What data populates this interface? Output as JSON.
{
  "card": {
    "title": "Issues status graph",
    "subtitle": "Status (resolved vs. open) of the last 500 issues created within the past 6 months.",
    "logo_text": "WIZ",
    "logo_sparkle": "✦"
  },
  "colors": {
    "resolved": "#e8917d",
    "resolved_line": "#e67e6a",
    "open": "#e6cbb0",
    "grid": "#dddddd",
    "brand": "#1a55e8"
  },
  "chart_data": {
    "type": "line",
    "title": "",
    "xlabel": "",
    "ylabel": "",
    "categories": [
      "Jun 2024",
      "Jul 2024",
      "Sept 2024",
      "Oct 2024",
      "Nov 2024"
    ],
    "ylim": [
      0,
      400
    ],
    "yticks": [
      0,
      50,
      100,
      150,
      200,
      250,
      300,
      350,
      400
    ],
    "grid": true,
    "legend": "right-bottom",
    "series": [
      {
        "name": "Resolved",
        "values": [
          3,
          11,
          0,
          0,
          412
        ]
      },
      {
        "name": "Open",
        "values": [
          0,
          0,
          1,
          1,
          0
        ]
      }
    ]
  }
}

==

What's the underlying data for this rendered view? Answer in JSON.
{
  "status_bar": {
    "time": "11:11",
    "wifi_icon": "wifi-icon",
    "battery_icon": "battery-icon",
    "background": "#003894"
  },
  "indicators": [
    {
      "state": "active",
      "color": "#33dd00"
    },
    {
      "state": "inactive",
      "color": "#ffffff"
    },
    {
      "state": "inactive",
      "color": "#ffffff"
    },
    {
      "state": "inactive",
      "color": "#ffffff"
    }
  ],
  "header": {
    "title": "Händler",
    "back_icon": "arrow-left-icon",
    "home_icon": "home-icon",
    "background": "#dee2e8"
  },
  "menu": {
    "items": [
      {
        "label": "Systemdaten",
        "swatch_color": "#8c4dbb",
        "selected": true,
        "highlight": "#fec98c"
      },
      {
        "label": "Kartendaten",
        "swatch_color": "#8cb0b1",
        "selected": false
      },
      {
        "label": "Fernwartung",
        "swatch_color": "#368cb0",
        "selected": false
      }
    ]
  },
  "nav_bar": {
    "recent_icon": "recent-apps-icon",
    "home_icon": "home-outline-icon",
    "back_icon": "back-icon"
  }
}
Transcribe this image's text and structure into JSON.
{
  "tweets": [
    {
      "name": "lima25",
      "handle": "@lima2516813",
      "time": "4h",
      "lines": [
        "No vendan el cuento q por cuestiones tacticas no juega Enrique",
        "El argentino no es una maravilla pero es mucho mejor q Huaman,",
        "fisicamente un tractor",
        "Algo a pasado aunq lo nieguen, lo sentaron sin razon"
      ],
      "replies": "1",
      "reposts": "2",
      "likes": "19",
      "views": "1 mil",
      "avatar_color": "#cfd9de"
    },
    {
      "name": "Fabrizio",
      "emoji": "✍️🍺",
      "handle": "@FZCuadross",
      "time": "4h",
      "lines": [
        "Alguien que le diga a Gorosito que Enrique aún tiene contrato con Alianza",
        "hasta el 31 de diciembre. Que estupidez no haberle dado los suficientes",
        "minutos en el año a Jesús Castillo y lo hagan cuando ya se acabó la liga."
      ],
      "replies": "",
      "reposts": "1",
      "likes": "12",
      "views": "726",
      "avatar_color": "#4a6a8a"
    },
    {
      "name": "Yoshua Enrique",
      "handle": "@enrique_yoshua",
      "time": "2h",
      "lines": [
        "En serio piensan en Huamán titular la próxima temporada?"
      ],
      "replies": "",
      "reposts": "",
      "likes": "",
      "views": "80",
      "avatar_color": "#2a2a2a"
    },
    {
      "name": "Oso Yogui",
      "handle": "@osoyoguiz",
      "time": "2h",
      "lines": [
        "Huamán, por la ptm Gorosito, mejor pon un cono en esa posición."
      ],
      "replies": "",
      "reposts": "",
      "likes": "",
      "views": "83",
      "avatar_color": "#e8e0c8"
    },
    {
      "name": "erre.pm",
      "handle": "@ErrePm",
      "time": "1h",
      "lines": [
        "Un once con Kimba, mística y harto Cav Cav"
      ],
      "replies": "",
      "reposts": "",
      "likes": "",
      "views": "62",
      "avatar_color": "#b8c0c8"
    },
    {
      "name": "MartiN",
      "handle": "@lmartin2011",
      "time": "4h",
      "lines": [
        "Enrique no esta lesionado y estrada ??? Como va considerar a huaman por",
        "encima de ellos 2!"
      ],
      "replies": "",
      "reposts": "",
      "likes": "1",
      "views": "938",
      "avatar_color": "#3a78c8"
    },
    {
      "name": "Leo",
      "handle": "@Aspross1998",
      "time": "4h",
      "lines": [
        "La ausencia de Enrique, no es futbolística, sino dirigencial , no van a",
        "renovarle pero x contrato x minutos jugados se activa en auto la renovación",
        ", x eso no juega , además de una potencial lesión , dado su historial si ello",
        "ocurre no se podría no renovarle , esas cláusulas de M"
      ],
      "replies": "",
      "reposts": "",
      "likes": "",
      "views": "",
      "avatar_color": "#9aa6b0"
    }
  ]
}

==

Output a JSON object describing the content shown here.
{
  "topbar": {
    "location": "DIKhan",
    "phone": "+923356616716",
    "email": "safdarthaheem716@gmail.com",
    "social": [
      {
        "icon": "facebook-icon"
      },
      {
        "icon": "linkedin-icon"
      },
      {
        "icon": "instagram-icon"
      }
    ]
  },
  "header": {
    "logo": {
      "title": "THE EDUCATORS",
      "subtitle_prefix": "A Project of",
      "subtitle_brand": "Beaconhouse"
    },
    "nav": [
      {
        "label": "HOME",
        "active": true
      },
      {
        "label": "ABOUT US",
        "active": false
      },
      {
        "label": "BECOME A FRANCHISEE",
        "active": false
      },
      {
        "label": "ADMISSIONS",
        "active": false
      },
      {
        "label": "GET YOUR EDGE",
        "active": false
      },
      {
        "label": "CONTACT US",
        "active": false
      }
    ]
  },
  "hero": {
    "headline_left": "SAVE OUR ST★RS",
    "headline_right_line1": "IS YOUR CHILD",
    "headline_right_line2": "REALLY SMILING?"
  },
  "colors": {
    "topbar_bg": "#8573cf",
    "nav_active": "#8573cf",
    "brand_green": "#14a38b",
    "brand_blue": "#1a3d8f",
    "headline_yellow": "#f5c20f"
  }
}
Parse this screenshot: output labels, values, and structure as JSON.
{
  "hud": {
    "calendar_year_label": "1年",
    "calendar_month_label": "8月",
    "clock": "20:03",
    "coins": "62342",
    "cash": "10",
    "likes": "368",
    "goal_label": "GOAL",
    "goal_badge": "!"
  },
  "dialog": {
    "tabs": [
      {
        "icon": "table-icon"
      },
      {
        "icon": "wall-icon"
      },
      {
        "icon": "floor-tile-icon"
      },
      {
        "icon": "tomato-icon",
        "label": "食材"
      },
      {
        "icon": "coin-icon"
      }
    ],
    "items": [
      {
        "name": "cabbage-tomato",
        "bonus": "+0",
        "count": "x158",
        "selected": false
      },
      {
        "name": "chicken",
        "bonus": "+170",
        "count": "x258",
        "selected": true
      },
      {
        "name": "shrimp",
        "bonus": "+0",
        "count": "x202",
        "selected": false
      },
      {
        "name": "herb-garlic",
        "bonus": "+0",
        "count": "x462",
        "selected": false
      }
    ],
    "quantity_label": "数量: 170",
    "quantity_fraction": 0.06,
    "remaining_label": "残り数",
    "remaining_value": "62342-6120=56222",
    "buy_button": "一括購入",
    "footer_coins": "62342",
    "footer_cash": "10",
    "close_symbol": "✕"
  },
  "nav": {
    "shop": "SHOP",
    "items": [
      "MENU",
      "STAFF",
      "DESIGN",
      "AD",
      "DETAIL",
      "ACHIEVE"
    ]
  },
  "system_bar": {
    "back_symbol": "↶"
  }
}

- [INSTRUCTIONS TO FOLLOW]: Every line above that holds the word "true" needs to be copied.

- [EXERCISE RESPONSE]:
    "grid": true,
        "selected": true,
        "active": true
        "selected": true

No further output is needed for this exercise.